▶ _Supplied data_:
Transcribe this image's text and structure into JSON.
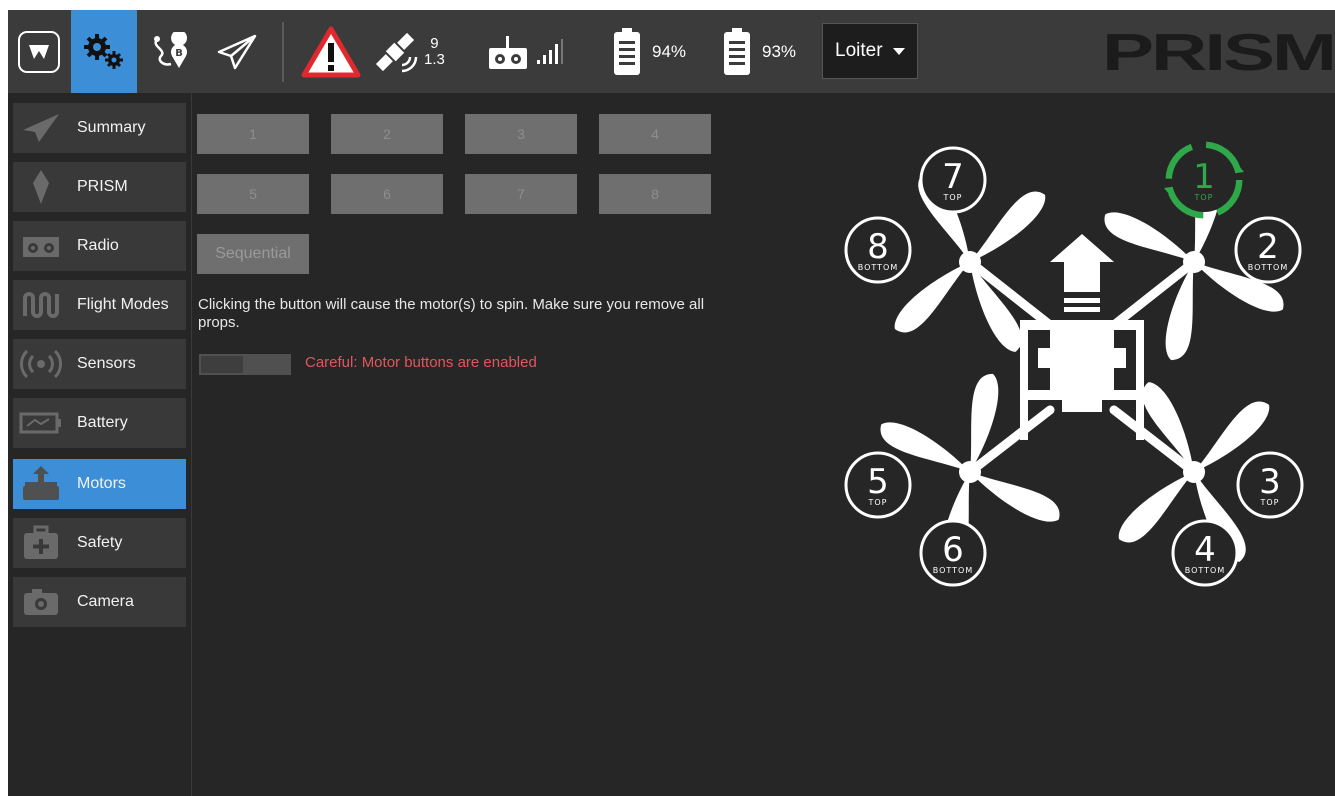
{
  "toolbar": {
    "gps": {
      "satellites": "9",
      "hdop": "1.3"
    },
    "battery1": {
      "percent": "94%"
    },
    "battery2": {
      "percent": "93%"
    },
    "flight_mode": {
      "selected": "Loiter"
    },
    "brand": "PRISM"
  },
  "sidebar": {
    "items": [
      {
        "label": "Summary",
        "icon": "paper-plane-icon"
      },
      {
        "label": "PRISM",
        "icon": "prism-crystal-icon"
      },
      {
        "label": "Radio",
        "icon": "radio-controller-icon"
      },
      {
        "label": "Flight Modes",
        "icon": "flight-modes-wave-icon"
      },
      {
        "label": "Sensors",
        "icon": "sensor-signal-icon"
      },
      {
        "label": "Battery",
        "icon": "battery-icon"
      },
      {
        "label": "Motors",
        "icon": "motor-icon",
        "active": true
      },
      {
        "label": "Safety",
        "icon": "first-aid-kit-icon"
      },
      {
        "label": "Camera",
        "icon": "camera-icon"
      }
    ]
  },
  "motors": {
    "buttons": [
      "1",
      "2",
      "3",
      "4",
      "5",
      "6",
      "7",
      "8"
    ],
    "sequential_label": "Sequential",
    "warning": "Clicking the button will cause the motor(s) to spin. Make sure you remove all props.",
    "careful_text": "Careful: Motor buttons are enabled",
    "enable_toggle": "off"
  },
  "diagram": {
    "motors": [
      {
        "number": "1",
        "position": "TOP",
        "highlighted": true
      },
      {
        "number": "2",
        "position": "BOTTOM"
      },
      {
        "number": "3",
        "position": "TOP"
      },
      {
        "number": "4",
        "position": "BOTTOM"
      },
      {
        "number": "5",
        "position": "TOP"
      },
      {
        "number": "6",
        "position": "BOTTOM"
      },
      {
        "number": "7",
        "position": "TOP"
      },
      {
        "number": "8",
        "position": "BOTTOM"
      }
    ]
  },
  "colors": {
    "accent": "#3c8fd6",
    "warning_red": "#e0575b",
    "highlight_green": "#2fa84a",
    "toolbar_bg": "#3b3b3b",
    "panel_bg": "#262626"
  }
}
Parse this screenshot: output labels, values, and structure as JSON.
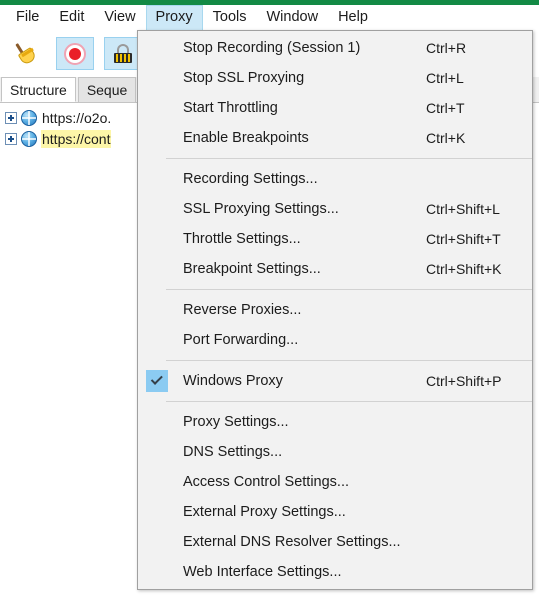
{
  "window": {
    "accent_color": "#138a45",
    "background": "#ffffff"
  },
  "menubar": {
    "items": [
      {
        "label": "File",
        "open": false
      },
      {
        "label": "Edit",
        "open": false
      },
      {
        "label": "View",
        "open": false
      },
      {
        "label": "Proxy",
        "open": true
      },
      {
        "label": "Tools",
        "open": false
      },
      {
        "label": "Window",
        "open": false
      },
      {
        "label": "Help",
        "open": false
      }
    ],
    "highlight_color": "#cce8f7"
  },
  "toolbar": {
    "buttons": [
      {
        "name": "clear-session-button",
        "icon": "broom-icon",
        "active": false
      },
      {
        "name": "record-toggle-button",
        "icon": "record-icon",
        "active": true
      },
      {
        "name": "ssl-proxying-button",
        "icon": "lock-icon",
        "active": true
      }
    ]
  },
  "tabs": [
    {
      "label": "Structure",
      "active": true
    },
    {
      "label": "Seque",
      "active": false
    }
  ],
  "tree": {
    "rows": [
      {
        "label": "https://o2o.",
        "highlighted": false
      },
      {
        "label": "https://cont",
        "highlighted": true
      }
    ],
    "highlight_color": "#fdf6a8"
  },
  "dropdown": {
    "owner": "Proxy",
    "check_color": "#8bcbf2",
    "groups": [
      {
        "items": [
          {
            "label": "Stop Recording (Session 1)",
            "accel": "Ctrl+R",
            "checked": false
          },
          {
            "label": "Stop SSL Proxying",
            "accel": "Ctrl+L",
            "checked": false
          },
          {
            "label": "Start Throttling",
            "accel": "Ctrl+T",
            "checked": false
          },
          {
            "label": "Enable Breakpoints",
            "accel": "Ctrl+K",
            "checked": false
          }
        ]
      },
      {
        "items": [
          {
            "label": "Recording Settings...",
            "accel": "",
            "checked": false
          },
          {
            "label": "SSL Proxying Settings...",
            "accel": "Ctrl+Shift+L",
            "checked": false
          },
          {
            "label": "Throttle Settings...",
            "accel": "Ctrl+Shift+T",
            "checked": false
          },
          {
            "label": "Breakpoint Settings...",
            "accel": "Ctrl+Shift+K",
            "checked": false
          }
        ]
      },
      {
        "items": [
          {
            "label": "Reverse Proxies...",
            "accel": "",
            "checked": false
          },
          {
            "label": "Port Forwarding...",
            "accel": "",
            "checked": false
          }
        ]
      },
      {
        "items": [
          {
            "label": "Windows Proxy",
            "accel": "Ctrl+Shift+P",
            "checked": true
          }
        ]
      },
      {
        "items": [
          {
            "label": "Proxy Settings...",
            "accel": "",
            "checked": false
          },
          {
            "label": "DNS Settings...",
            "accel": "",
            "checked": false
          },
          {
            "label": "Access Control Settings...",
            "accel": "",
            "checked": false
          },
          {
            "label": "External Proxy Settings...",
            "accel": "",
            "checked": false
          },
          {
            "label": "External DNS Resolver Settings...",
            "accel": "",
            "checked": false
          },
          {
            "label": "Web Interface Settings...",
            "accel": "",
            "checked": false
          }
        ]
      }
    ]
  }
}
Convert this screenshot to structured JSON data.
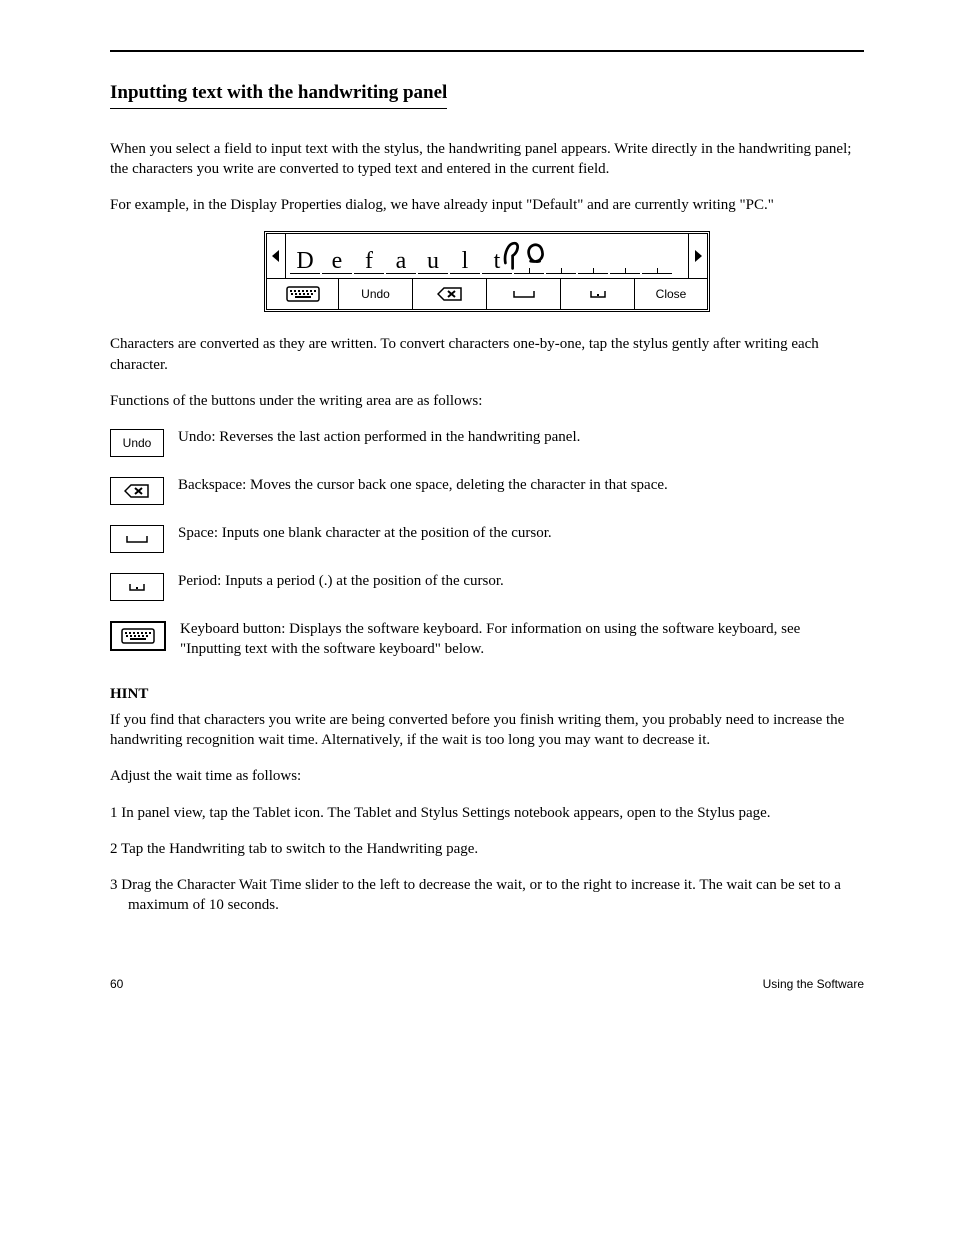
{
  "heading": "Inputting text with the handwriting panel",
  "intro_p1": "When you select a field to input text with the stylus, the handwriting panel appears. Write directly in the handwriting panel; the characters you write are converted to typed text and entered in the current field.",
  "intro_p2": "For example, in the Display Properties dialog, we have already input \"Default\" and are currently writing \"PC.\"",
  "panel": {
    "recognized_chars": [
      "D",
      "e",
      "f",
      "a",
      "u",
      "l",
      "t"
    ],
    "undo_label": "Undo",
    "close_label": "Close"
  },
  "after_panel": "Characters are converted as they are written. To convert characters one-by-one, tap the stylus gently after writing each character.",
  "legend_intro": "Functions of the buttons under the writing area are as follows:",
  "legend": {
    "undo": "Undo: Reverses the last action performed in the handwriting panel.",
    "backspace": "Backspace: Moves the cursor back one space, deleting the character in that space.",
    "space": "Space: Inputs one blank character at the position of the cursor.",
    "period": "Period: Inputs a period (.) at the position of the cursor.",
    "keyboard": "Keyboard button: Displays the software keyboard. For information on using the software keyboard, see \"Inputting text with the software keyboard\" below."
  },
  "hint_heading": "HINT",
  "hint_body": "If you find that characters you write are being converted before you finish writing them, you probably need to increase the handwriting recognition wait time. Alternatively, if the wait is too long you may want to decrease it.",
  "hint_steps_lead": "Adjust the wait time as follows:",
  "hint_step1": "1  In panel view, tap the Tablet icon. The Tablet and Stylus Settings notebook appears, open to the Stylus page.",
  "hint_step2": "2  Tap the Handwriting tab to switch to the Handwriting page.",
  "hint_step3": "3  Drag the Character Wait Time slider to the left to decrease the wait, or to the right to increase it. The wait can be set to a maximum of 10 seconds.",
  "footer_left": "60",
  "footer_right": "Using the Software"
}
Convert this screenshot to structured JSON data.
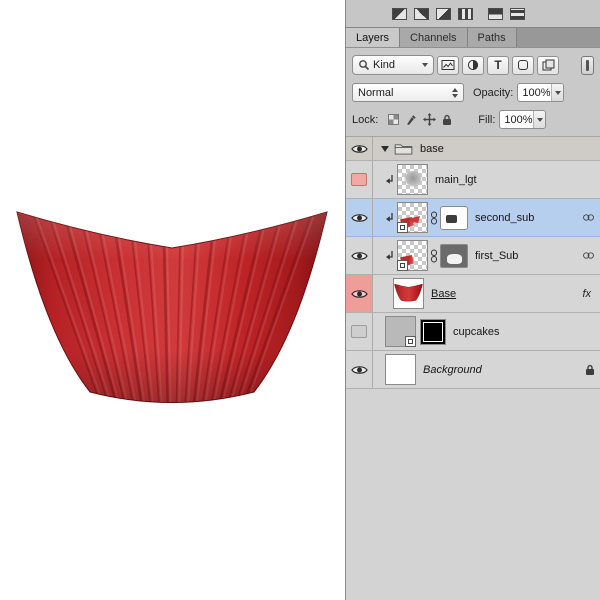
{
  "panel": {
    "tabs": [
      {
        "label": "Layers"
      },
      {
        "label": "Channels"
      },
      {
        "label": "Paths"
      }
    ],
    "filter": {
      "kind_label": "Kind",
      "type_icon": "T"
    },
    "blend_row": {
      "mode": "Normal",
      "opacity_label": "Opacity:",
      "opacity_value": "100%"
    },
    "lock_row": {
      "label": "Lock:",
      "fill_label": "Fill:",
      "fill_value": "100%"
    },
    "layers": [
      {
        "name": "base"
      },
      {
        "name": "main_lgt"
      },
      {
        "name": "second_sub"
      },
      {
        "name": "first_Sub"
      },
      {
        "name": "Base",
        "style_badge": "fx"
      },
      {
        "name": "cupcakes"
      },
      {
        "name": "Background"
      }
    ]
  },
  "colors": {
    "selection": "#b7cfee",
    "red_label": "#ef9d98",
    "wrapper_red": "#c62d30"
  }
}
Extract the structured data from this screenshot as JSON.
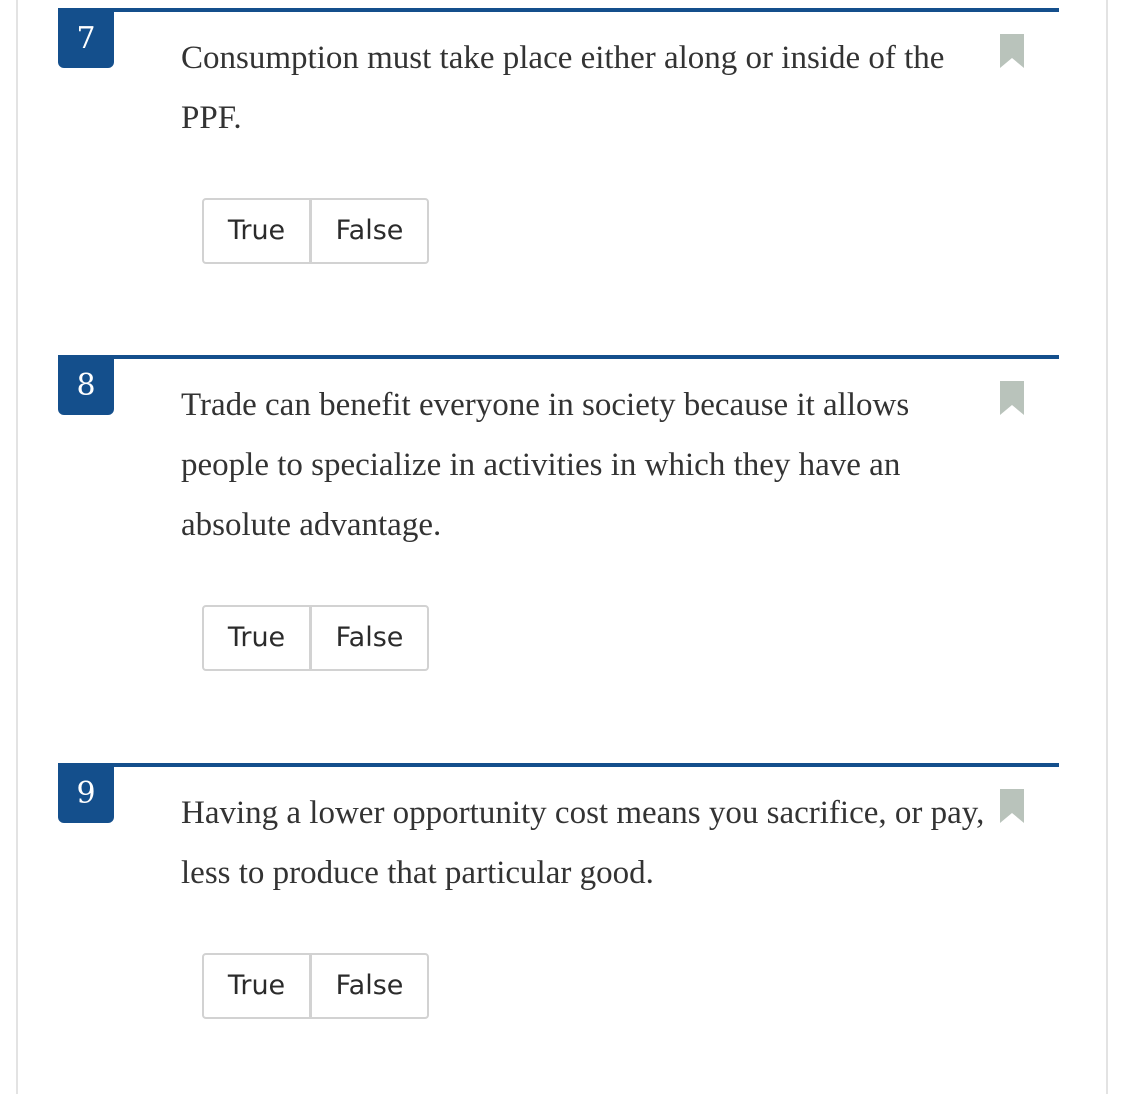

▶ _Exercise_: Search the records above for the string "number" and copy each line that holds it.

▶ _Answer to this problem_:
        "number": "1",
        "number": "2",
        "number": "3",
        "number": "4",
        "number": "5",
        "number": "6",
        "number": "7",
        "number": "8",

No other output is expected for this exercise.